 (sĭn′dĭ-kĭt)
n.
1. An association of people or firms formed to promote a common interest or carry out a business enterprise.
2. A loose affiliation of gangsters in control of organized criminal activities.
3. An agency that sells articles, features, or photographs for publication in a number of newspapers or periodicals simultaneously.
4. A company consisting of a number of separate newspapers; a newspaper chain.
5. The office, position, or jurisdiction of a syndic or body of syndics.
v. (-kāt′) syn·di·cat·ed, syn·di·cat·ing, syn·di·cates
v.tr.
1.
a. To organize into or manage as a syndicate.
b. To sell (a horse) to a syndicate.
2. To sell (a comic strip or column, for example) through a syndicate for simultaneous publication in newspapers or periodicals.
3. To sell (a television series, for example) directly to independent stations.
4.
a. To create a feed for (a website), allowing users to include content from the website in other websites or to view the content.
b. To include (the contents of a website) on another website by using a feed.
v.intr.
To join together in a syndicate.

[French syndicat, from Old French, office of syndic, from Medieval Latin syndicātus, from Late Latin syndicus, syndic; see syndic.]

syn′di·ca′tion n.
syn′di·ca′tor n.

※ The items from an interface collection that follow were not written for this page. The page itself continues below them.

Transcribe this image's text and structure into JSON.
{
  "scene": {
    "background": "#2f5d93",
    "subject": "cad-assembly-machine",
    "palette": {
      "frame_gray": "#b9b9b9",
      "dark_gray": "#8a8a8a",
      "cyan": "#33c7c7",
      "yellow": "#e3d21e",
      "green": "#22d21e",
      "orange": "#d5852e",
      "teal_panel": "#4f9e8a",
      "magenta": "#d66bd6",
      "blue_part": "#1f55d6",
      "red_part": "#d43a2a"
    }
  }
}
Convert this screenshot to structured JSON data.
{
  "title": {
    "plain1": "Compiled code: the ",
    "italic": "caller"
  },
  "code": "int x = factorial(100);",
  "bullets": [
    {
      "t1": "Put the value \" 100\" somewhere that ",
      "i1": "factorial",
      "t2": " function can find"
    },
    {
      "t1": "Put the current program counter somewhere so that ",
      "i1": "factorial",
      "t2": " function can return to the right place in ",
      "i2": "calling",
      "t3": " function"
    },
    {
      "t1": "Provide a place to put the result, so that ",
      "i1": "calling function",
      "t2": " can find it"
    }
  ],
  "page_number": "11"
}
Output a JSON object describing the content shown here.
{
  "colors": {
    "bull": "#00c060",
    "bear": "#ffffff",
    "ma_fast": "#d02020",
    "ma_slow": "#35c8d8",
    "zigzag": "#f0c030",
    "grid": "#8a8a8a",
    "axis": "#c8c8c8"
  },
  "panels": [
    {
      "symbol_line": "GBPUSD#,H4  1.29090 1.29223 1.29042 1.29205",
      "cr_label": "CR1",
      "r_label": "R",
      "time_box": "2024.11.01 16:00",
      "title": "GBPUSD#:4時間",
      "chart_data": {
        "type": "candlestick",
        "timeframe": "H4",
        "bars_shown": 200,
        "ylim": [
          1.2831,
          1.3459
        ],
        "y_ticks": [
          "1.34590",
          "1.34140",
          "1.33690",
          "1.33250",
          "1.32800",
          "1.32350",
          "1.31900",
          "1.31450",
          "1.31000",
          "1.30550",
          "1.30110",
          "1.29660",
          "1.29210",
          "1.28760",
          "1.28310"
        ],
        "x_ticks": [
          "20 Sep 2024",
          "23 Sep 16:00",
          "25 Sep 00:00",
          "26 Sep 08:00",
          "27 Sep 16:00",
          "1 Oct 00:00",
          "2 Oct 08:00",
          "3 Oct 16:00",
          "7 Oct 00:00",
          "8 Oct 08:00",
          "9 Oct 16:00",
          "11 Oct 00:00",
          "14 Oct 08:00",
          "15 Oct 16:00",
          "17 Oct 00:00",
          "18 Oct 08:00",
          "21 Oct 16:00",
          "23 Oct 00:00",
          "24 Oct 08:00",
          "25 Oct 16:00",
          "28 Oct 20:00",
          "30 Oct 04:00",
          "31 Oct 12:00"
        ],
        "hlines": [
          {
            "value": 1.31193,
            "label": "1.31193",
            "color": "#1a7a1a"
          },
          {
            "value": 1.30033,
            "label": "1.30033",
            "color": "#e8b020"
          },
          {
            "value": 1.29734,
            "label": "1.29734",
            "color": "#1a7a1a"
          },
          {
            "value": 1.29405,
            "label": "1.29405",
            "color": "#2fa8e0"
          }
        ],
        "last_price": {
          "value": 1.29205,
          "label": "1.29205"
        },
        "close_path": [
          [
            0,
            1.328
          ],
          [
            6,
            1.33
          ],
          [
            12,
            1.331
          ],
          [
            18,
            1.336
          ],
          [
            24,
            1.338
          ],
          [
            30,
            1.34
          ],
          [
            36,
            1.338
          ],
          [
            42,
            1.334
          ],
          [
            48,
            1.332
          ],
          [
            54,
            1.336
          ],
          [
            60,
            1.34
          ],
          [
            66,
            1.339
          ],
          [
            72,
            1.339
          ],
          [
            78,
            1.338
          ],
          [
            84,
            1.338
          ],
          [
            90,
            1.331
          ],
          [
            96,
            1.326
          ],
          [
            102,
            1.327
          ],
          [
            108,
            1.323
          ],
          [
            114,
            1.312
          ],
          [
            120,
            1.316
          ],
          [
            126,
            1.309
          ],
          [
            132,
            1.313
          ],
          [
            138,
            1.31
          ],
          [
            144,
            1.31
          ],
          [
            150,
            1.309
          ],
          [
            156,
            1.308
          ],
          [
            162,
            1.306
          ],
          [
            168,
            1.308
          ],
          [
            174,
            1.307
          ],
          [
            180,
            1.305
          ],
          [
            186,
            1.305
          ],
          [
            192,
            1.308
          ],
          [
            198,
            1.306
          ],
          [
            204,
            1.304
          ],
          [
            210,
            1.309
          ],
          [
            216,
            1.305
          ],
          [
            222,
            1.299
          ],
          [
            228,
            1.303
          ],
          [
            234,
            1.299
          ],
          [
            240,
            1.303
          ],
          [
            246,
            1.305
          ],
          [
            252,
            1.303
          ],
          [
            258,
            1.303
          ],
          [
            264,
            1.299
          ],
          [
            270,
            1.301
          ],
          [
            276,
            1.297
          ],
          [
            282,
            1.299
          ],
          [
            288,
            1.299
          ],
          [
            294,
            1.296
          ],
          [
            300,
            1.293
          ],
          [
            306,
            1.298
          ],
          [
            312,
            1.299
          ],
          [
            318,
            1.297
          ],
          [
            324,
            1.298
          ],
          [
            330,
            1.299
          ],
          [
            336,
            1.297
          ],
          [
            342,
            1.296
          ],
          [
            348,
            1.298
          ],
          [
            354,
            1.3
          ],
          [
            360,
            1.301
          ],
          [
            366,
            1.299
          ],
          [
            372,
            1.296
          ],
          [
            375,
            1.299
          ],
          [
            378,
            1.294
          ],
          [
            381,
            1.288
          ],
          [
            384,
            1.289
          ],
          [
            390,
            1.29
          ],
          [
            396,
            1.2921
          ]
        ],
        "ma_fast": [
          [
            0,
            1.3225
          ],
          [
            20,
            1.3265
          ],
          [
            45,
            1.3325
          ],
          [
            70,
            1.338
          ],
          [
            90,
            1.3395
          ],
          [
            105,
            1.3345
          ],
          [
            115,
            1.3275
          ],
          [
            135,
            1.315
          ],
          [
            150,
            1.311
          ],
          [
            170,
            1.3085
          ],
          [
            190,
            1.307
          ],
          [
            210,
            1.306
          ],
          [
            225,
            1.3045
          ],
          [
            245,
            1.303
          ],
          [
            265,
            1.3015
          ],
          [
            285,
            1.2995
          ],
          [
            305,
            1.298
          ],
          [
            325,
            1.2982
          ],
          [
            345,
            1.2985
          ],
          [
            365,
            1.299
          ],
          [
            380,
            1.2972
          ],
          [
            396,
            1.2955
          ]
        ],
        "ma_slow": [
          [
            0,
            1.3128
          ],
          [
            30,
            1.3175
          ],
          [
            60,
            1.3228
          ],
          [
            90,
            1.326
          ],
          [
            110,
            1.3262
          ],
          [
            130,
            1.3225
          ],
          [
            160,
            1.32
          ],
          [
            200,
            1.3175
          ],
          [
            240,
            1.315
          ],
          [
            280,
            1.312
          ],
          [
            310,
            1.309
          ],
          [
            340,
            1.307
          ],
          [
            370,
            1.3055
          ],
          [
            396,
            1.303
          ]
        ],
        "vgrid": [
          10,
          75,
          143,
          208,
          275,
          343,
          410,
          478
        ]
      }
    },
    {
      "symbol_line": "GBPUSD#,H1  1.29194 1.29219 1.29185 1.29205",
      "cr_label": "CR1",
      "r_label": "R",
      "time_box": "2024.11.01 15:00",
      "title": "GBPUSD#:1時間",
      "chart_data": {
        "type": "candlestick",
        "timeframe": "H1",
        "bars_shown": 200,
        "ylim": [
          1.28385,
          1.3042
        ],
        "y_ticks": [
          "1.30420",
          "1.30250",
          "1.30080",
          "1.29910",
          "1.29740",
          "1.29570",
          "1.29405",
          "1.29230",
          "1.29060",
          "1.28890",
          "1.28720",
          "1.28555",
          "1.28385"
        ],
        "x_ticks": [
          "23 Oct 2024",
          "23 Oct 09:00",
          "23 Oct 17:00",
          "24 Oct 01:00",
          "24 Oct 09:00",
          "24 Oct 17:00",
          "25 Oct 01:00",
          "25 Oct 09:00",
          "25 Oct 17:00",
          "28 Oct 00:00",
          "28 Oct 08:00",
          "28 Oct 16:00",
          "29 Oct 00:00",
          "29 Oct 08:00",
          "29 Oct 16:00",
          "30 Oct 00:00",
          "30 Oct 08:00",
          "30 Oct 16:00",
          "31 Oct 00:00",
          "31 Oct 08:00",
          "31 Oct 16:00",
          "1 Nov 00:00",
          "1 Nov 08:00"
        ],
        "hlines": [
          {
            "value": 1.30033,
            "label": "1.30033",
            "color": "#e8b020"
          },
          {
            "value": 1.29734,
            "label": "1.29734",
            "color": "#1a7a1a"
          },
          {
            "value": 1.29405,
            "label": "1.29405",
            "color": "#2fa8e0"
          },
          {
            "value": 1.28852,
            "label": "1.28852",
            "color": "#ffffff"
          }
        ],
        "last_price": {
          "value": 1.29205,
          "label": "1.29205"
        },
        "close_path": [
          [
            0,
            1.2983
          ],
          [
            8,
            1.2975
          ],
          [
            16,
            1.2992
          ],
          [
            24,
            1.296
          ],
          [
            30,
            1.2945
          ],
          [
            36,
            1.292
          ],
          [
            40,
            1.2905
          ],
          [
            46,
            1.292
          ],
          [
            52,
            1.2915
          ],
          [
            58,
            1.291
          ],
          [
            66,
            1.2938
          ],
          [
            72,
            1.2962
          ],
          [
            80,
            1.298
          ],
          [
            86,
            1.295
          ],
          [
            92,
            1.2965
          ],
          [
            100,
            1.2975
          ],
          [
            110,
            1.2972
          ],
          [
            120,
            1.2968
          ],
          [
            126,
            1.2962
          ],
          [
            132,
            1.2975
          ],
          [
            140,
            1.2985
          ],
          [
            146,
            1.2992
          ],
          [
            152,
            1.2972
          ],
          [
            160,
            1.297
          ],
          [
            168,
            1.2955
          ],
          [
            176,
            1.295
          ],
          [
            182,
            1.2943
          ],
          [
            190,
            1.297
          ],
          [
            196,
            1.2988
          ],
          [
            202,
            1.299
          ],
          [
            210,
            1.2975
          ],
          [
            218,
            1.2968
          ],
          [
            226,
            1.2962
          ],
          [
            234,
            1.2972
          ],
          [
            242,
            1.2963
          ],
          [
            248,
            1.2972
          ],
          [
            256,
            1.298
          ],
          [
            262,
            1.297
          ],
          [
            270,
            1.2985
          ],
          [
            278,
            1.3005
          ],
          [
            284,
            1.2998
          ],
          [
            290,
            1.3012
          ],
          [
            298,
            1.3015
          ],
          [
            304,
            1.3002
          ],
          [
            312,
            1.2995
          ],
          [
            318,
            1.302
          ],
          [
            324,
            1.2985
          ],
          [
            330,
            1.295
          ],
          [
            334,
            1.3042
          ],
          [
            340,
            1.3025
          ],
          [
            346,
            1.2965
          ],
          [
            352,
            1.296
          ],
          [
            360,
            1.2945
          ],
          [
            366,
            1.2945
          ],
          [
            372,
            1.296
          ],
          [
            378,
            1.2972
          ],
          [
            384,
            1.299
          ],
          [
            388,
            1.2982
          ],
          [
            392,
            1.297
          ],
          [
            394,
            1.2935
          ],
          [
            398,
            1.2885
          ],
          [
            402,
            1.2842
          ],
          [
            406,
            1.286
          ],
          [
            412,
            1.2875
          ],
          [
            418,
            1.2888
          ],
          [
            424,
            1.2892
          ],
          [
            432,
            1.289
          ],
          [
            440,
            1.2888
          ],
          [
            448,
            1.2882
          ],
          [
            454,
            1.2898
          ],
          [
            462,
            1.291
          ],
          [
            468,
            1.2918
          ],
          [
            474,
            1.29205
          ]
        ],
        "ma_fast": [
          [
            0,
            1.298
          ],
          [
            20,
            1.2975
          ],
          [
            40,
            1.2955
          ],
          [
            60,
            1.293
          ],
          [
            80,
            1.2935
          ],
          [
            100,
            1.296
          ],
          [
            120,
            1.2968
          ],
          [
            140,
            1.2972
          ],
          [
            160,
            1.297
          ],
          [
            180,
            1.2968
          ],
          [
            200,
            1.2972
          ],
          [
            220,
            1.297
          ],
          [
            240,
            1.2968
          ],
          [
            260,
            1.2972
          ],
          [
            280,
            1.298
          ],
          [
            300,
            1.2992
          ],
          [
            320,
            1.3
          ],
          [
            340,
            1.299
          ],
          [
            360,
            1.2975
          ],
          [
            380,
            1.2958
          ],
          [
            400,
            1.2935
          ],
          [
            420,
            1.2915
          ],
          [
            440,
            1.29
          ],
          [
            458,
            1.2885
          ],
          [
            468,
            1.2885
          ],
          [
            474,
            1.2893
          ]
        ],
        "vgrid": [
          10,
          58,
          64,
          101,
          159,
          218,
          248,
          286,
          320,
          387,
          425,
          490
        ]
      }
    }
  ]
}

syndicator

(ˈsɪndɪˌkeɪtə)
n
(Commerce) US a person who establishes a syndicate
ThesaurusAntonymsRelated WordsSynonymsLegend:
Noun1.syndicator - a businessman who forms a syndicate
businessman, man of affairs - a person engaged in commercial or industrial business (especially an owner or executive)
References in periodicals archive ?
Most recently, Rogers worked as senior counsel with Holland & Knight LLP representing investors and syndicators in Low Income Housing Tax Credit (LIHTC) and New Markets Tax Credit transactions.
As one of the leading syndicators of historic tax credit transactions, no equity investment is too large.
Capital Thinking's DMS platform is designed to provide a seamless electronic flow of transactional data and documentation from syndicators through the Fannie Mae Low-Income Housing Tax Credit (LIHTC) acquisition approval chain.
But what's good for the stations in tough economic times works in reverse for the syndicators because, said Mandel, "the syndicator has to take that time and resell it to people like me.
The panel that devised the ratings system is composed of broadcasters, representatives of cable companies, writers, directors and syndicators.
66 applies to the recognition of profit from real estate sales by syndicators to partnerships, although it does not apply to the recognition of fees excluded from sales value.
A subsidiary of Medialink Worldwide Incorporated (Nasdaq: MDLK), Teletrax offers the first and only digital video monitoring and content tracking service that provides vital television intelligence on a global scale to video providers such as entertainment studios, news organizations, TV syndicators, and the advertising industry.
The transaction was fueled, in part, by the recent economic turbulence, which has hit some state and regional syndicators hard.
But tight returns present a particular problem for TVM, which predominantly invests for German funds and syndicators, groups long known for their sensitivity to low cap rates.
First, syndicators are having a tough time as a handful of companies have monopolized most of the stations' time slots and as a consequence, their energy is focused on their market.
amp; the Sunshine Band, the Village People and Kool & the Gang are hired by syndicators to perform for station reps at nighttime parties.
Teletrax provides critical broadcast television intelligence to video content providers such as entertainment companies, news organizations, TV syndicators, and the advertising industry.